** EXERCISE PROMPT **
In the entries below, every line that contains "screenshot" must be located and copied.

** TASK INPUT **

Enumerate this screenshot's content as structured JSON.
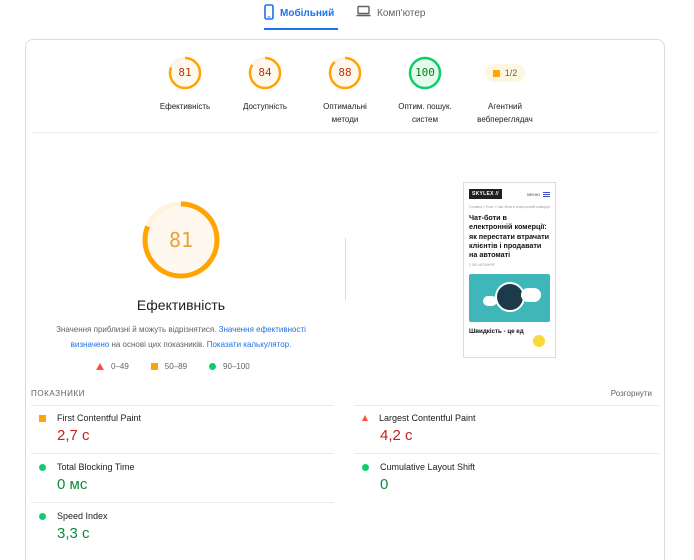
{
  "tabs": {
    "mobile": "Мобільний",
    "desktop": "Комп'ютер"
  },
  "categories": [
    {
      "score": "81",
      "label_line1": "Ефективність",
      "label_line2": "",
      "color": "#ffa400",
      "fraction": 0.81
    },
    {
      "score": "84",
      "label_line1": "Доступність",
      "label_line2": "",
      "color": "#ffa400",
      "fraction": 0.84
    },
    {
      "score": "88",
      "label_line1": "Оптимальні",
      "label_line2": "методи",
      "color": "#ffa400",
      "fraction": 0.88
    },
    {
      "score": "100",
      "label_line1": "Оптим. пошук.",
      "label_line2": "систем",
      "color": "#0cce6b",
      "fraction": 1.0
    }
  ],
  "pwa": {
    "value": "1/2",
    "label_line1": "Агентний",
    "label_line2": "вебпереглядач"
  },
  "performance": {
    "score": "81",
    "fraction": 0.81,
    "title": "Ефективність",
    "desc_1": "Значення приблизні й можуть відрізнятися.",
    "desc_link1": "Значення ефективності визначено",
    "desc_2": "на основі цих показників.",
    "desc_link2": "Показати калькулятор."
  },
  "legend": {
    "fail": "0–49",
    "average": "50–89",
    "pass": "90–100"
  },
  "screenshot": {
    "logo": "SKYLEX //",
    "menu": "МЕНЮ",
    "breadcrumb": "Головна » Блог » Чат-боти в електронній комерції",
    "title": "Чат-боти в електронній комерції: як перестати втрачати клієнтів і продавати на автоматі",
    "meta": "1 ХВ ЧИТАННЯ",
    "footer": "Швидкість - це ед"
  },
  "metrics": {
    "header": "ПОКАЗНИКИ",
    "expand": "Розгорнути",
    "items": [
      {
        "name": "First Contentful Paint",
        "value": "2,7 с",
        "status": "average"
      },
      {
        "name": "Largest Contentful Paint",
        "value": "4,2 с",
        "status": "fail"
      },
      {
        "name": "Total Blocking Time",
        "value": "0 мс",
        "status": "pass"
      },
      {
        "name": "Cumulative Layout Shift",
        "value": "0",
        "status": "pass"
      },
      {
        "name": "Speed Index",
        "value": "3,3 с",
        "status": "average"
      }
    ]
  }
}
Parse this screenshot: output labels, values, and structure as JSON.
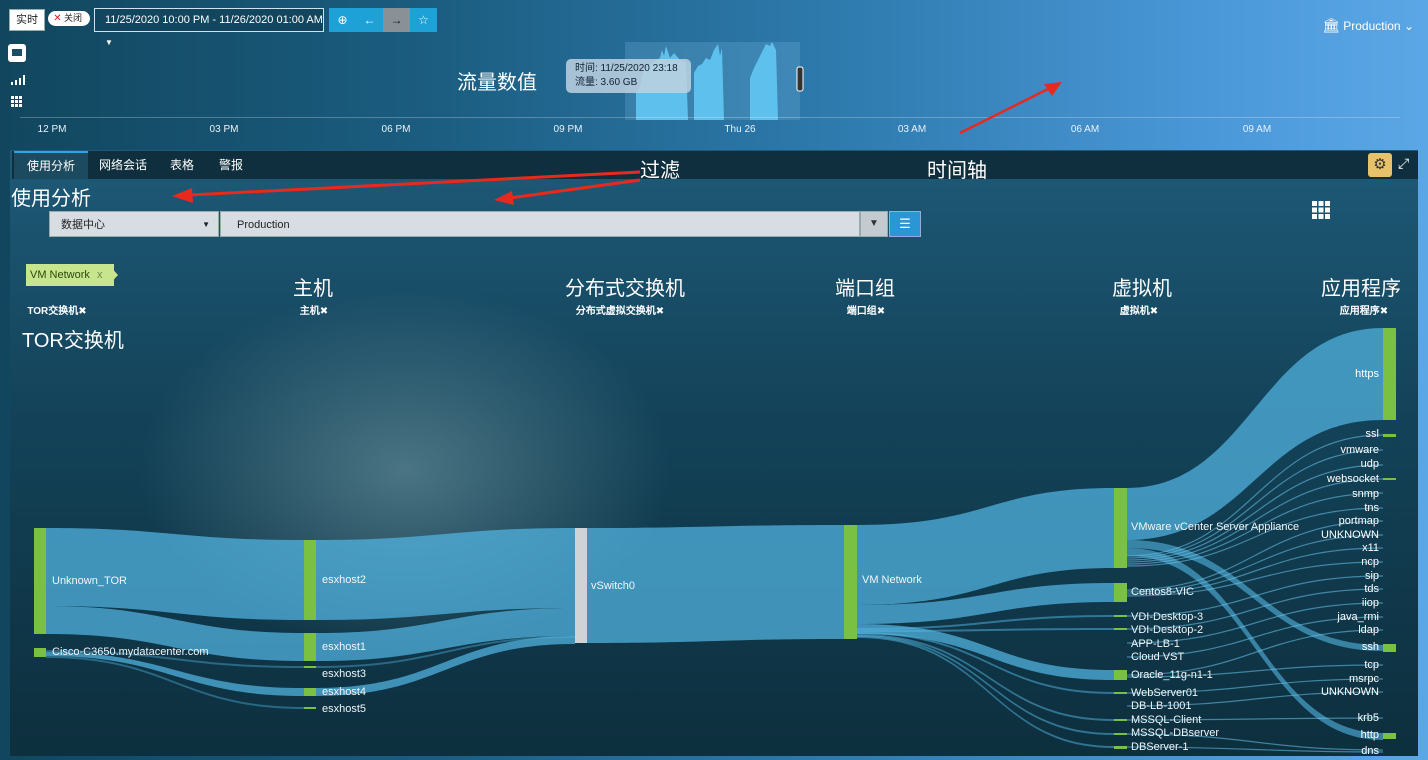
{
  "toolbar": {
    "live_label": "实时",
    "toggle_label": "关闭",
    "date_range": "11/25/2020 10:00 PM - 11/26/2020 01:00 AM",
    "environment": "Production"
  },
  "timeline": {
    "title": "流量数值",
    "tooltip_time": "时间: 11/25/2020 23:18",
    "tooltip_volume": "流量: 3.60 GB",
    "ticks": [
      "12 PM",
      "03 PM",
      "06 PM",
      "09 PM",
      "Thu 26",
      "03 AM",
      "06 AM",
      "09 AM"
    ]
  },
  "tabs": [
    "使用分析",
    "网络会话",
    "表格",
    "警报"
  ],
  "annotations": {
    "filter": "过滤",
    "timeline_axis": "时间轴",
    "usage_analysis": "使用分析",
    "tor_switch": "TOR交换机"
  },
  "filters": {
    "scope": "数据中心",
    "value": "Production",
    "chip": "VM Network"
  },
  "columns": [
    {
      "title": "",
      "sub": "TOR交换机"
    },
    {
      "title": "主机",
      "sub": "主机"
    },
    {
      "title": "分布式交换机",
      "sub": "分布式虚拟交换机"
    },
    {
      "title": "端口组",
      "sub": "端口组"
    },
    {
      "title": "虚拟机",
      "sub": "虚拟机"
    },
    {
      "title": "应用程序",
      "sub": "应用程序"
    }
  ],
  "nodes": {
    "tor": [
      "Unknown_TOR",
      "Cisco-C3650.mydatacenter.com"
    ],
    "hosts": [
      "esxhost2",
      "esxhost1",
      "esxhost3",
      "esxhost4",
      "esxhost5"
    ],
    "switch": "vSwitch0",
    "portgroup": "VM Network",
    "vms": [
      "VMware vCenter Server Appliance",
      "Centos8-VIC",
      "VDI-Desktop-3",
      "VDI-Desktop-2",
      "APP-LB-1",
      "Cloud VST",
      "Oracle_11g-n1-1",
      "WebServer01",
      "DB-LB-1001",
      "MSSQL-Client",
      "MSSQL-DBserver",
      "DBServer-1"
    ],
    "apps": [
      "https",
      "ssl",
      "vmware",
      "udp",
      "websocket",
      "snmp",
      "tns",
      "portmap",
      "UNKNOWN",
      "x11",
      "ncp",
      "sip",
      "tds",
      "iiop",
      "java_rmi",
      "ldap",
      "ssh",
      "tcp",
      "msrpc",
      "UNKNOWN",
      "krb5",
      "http",
      "dns"
    ]
  },
  "colors": {
    "node": "#7ac143",
    "switch": "#cfd3d5",
    "link": "#53b6e3",
    "accent": "#29a9e0",
    "arrow": "#e8291d"
  }
}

** PROBLEM SOLUTION **
Enumerate this screenshot's content as structured JSON.
  "screenshot": {
Parse this screenshot: output labels, values, and structure as JSON.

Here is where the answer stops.